Canada has the longest coastline in the world at over 243,000 kilometres. It is vital to protect our waters and communities from ship-source pollution because:
- Each year, tankers carry about 80 million tonnes of oil from Canada's coasts.
- Each day, about 180 large commercial vessels travel within 200 miles of our shores.
Read more information on this page about tanker safety.
For a quick overview, read the brochure World-Class Tanker Safety (PDF, 215 KB) or view:
On this page:
- Oil spill statistics in Canada
- Tanker statistics on the East Coast
- Tanker statistics on the West Coast
- Tanker statistics on the Arctic Coast
- Tanker statistics in the Saint Lawrence Seaway and Great Lakes
Oil spill statistics in Canada
The largest oil spill in Canada occurred off the East Coast in 1970. The tanker M/T Arrow spilled over 10,000 tonnes of oil off Nova Scotia. This is about one quarter the amount spilled in US waters by the Exxon Valdez in 1989.
The West Coast's largest spill was 240 tonnes, caused by the sinking of the ferry M/V The Queen of the North in 2006. In 1988, the Nestucca oil barge spilled 87 tonnes of oil off the west coast of Vancouver Island.
In 2015, the M/V Marathassa was reported to have spilled fuel oil in Vancouver's English Bay. Read the independent review for more information.
Tanker statistics on the East Coast
The East Coast has about 4,000 inbound trips by tankers each year. Tankers account for about one fifth of the 20,000 inbound vessel trips on the East Coast.
Over 82 million tonnes of various petroleum and fuel products are moved in and out of 23 Atlantic Canada ports. Almost all the movement of crude oil and petroleum products in Atlantic Canada is through the following ports:
- Come by Chance, Newfoundland and Labrador
- Port Hawkesbury, Nova Scotia
- Saint John, New Brunswick
In Quebec, 25 million tonnes of crude oil and various petroleum products are moved in and out of 39 ports where cargo is loaded or unloaded.

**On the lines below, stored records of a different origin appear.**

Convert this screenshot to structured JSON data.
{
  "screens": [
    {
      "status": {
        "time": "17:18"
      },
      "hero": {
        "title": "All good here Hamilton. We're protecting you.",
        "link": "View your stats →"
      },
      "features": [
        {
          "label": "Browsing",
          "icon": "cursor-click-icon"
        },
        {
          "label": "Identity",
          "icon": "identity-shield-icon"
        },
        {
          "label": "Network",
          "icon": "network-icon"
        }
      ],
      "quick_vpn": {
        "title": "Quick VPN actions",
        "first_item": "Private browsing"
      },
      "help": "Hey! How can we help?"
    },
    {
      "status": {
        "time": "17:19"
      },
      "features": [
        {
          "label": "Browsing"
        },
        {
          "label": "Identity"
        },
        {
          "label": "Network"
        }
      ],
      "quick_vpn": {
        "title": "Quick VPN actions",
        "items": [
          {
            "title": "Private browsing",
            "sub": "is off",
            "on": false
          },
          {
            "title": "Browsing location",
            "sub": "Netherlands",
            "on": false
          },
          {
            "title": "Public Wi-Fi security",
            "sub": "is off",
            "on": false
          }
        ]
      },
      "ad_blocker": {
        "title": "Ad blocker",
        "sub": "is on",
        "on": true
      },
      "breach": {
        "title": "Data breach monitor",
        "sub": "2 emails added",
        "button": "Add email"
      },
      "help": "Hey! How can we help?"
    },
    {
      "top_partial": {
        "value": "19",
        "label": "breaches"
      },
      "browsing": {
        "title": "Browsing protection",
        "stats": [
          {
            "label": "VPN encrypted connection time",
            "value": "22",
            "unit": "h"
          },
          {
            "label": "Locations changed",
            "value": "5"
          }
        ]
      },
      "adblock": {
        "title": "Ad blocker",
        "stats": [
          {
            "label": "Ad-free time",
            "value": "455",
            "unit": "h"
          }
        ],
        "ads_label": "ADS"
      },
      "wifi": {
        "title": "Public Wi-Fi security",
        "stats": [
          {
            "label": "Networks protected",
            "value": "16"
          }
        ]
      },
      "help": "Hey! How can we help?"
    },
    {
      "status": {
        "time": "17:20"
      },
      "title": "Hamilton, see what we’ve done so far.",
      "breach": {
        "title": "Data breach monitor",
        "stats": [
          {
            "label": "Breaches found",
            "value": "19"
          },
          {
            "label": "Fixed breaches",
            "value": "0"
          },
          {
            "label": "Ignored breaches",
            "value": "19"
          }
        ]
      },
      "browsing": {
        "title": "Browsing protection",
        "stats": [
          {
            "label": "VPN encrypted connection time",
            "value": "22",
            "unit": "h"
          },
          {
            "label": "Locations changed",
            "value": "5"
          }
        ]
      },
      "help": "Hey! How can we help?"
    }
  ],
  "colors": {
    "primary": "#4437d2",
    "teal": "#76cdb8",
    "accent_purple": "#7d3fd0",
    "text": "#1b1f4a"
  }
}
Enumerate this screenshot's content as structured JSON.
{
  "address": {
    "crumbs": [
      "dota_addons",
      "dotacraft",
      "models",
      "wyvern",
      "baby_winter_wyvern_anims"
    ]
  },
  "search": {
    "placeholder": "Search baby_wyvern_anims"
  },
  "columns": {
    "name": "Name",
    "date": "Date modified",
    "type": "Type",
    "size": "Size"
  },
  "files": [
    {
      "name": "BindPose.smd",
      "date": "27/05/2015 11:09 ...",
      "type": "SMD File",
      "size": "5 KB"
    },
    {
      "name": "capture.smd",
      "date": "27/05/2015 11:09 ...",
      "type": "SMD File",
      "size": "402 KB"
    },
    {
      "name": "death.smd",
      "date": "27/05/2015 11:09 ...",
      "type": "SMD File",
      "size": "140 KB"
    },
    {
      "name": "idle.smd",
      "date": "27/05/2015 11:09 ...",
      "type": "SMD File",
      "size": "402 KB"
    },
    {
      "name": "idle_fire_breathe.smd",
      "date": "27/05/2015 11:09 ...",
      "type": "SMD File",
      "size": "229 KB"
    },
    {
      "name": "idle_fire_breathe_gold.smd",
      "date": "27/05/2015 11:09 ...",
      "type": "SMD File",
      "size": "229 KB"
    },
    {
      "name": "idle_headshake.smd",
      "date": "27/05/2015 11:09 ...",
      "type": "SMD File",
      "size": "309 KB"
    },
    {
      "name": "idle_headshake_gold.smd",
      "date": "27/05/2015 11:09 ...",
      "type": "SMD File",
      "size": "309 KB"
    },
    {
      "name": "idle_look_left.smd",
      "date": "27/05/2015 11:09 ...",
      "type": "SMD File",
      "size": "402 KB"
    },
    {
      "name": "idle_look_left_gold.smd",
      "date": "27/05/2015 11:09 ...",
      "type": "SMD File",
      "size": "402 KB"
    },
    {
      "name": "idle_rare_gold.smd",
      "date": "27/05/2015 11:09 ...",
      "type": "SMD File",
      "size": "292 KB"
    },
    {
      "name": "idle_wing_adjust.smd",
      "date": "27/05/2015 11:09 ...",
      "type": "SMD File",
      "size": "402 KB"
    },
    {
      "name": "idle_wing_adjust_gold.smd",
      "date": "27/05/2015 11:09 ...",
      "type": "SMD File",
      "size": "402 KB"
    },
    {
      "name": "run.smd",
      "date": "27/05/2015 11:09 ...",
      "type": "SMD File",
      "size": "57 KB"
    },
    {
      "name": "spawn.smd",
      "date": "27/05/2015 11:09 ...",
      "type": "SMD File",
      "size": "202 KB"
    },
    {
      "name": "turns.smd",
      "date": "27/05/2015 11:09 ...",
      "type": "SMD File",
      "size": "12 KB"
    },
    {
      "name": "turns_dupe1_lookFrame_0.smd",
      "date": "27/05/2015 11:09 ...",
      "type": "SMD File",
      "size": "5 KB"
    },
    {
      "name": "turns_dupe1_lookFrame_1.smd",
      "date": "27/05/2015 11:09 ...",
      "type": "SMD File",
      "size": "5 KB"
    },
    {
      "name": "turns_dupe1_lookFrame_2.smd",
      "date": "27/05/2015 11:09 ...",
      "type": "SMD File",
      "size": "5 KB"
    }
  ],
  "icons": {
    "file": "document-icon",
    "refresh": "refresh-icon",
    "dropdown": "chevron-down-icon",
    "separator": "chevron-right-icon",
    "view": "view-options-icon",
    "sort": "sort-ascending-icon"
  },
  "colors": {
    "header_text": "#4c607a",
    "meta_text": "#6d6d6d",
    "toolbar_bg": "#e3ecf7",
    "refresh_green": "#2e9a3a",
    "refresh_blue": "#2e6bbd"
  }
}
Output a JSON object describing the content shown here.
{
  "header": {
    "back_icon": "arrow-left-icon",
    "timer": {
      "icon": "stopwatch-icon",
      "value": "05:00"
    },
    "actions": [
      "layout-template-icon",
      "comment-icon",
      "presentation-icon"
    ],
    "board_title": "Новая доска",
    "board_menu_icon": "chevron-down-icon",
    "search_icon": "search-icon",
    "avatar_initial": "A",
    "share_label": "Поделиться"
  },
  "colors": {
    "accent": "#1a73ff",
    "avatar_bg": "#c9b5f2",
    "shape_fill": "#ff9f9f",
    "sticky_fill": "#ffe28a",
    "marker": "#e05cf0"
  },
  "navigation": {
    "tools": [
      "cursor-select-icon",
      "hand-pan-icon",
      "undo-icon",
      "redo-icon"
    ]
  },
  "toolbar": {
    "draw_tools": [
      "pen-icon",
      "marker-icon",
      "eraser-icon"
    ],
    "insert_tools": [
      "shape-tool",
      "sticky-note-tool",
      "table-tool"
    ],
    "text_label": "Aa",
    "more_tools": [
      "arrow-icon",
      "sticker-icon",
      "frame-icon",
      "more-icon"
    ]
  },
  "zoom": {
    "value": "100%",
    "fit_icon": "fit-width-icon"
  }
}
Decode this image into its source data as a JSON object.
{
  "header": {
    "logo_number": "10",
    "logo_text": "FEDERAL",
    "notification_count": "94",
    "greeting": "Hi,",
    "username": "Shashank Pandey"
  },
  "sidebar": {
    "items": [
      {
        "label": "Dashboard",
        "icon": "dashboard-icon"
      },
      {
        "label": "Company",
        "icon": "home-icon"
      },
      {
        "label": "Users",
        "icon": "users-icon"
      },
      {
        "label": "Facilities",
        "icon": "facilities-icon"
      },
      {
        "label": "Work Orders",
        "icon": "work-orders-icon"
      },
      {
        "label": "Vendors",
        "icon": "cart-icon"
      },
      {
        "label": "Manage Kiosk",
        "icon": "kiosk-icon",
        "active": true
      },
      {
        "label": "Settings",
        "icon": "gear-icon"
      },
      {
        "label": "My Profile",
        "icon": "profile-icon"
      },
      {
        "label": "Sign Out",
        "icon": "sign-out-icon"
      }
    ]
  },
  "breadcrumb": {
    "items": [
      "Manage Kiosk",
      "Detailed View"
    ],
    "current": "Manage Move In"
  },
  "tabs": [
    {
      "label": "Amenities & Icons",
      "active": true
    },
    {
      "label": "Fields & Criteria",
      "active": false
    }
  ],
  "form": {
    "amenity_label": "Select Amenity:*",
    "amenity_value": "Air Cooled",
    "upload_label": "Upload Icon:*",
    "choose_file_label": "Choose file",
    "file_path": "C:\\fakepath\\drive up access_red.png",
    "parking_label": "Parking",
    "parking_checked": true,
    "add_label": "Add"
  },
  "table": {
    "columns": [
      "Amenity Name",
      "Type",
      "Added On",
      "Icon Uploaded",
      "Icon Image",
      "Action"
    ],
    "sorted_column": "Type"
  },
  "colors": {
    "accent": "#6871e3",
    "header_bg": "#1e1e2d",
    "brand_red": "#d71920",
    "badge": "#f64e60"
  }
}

Eighty-nine per cent of the shipments of crude oil and various petroleum products are through Quebec City and Montreal.
Tanker statistics on the West Coast
Oil tankers have been moving along Canada's West Coast since the 1930s.
In 2015, there were about 197,513 departures and arrivals of vessels at West Coast ports. Tankers accounted for about 1487 of them, or 0.75 per cent.
Oil is moved mostly via the following ports:
- Prince Rupert
Much of the oil shipped out of Vancouver is transported to and from communities on the B.C. coast. Oil is carried by barges, container ships, ferries, and other types of commercial and private vessels.
Tanker statistics on the Arctic Coast
Tankers travel the Arctic mostly to resupply communities and service natural resource projects.
However, an increase is expected in the number of tankers transiting Arctic waters in the next few decades.
Climate change is affecting Arctic transportation. For example, melting sea-ice is extending the shipping season, increasing marine traffic in the North.
In 2015, eleven regulated vessels shipped product within the Arctic. Most of these were Canadian vessels.
Vessels must follow specific rules for Arctic shipping, which are designed to ensure safe operations in northern weather conditions.
Tanker statistics in the Saint Lawrence Seaway and Great Lakes
Over 4.1 million tonnes of oil products are moved from 29 marine facilities in and out of ports in the Great Lakes – St. Lawrence Seaway. Of this:
- over 1.8 million tonnes are shipped between Canada and the United States
- over 2.3 million tonnes are imported/exported in and out of the Great Lakes – St. Lawrence Seaway system.
Tankers carrying oil products account for 7 percent of all shipments completed in the Great Lakes – St. Lawrence Seaway. Heavy crude oil is not currently transported on the Great Lakes – St. Lawrence Seaway.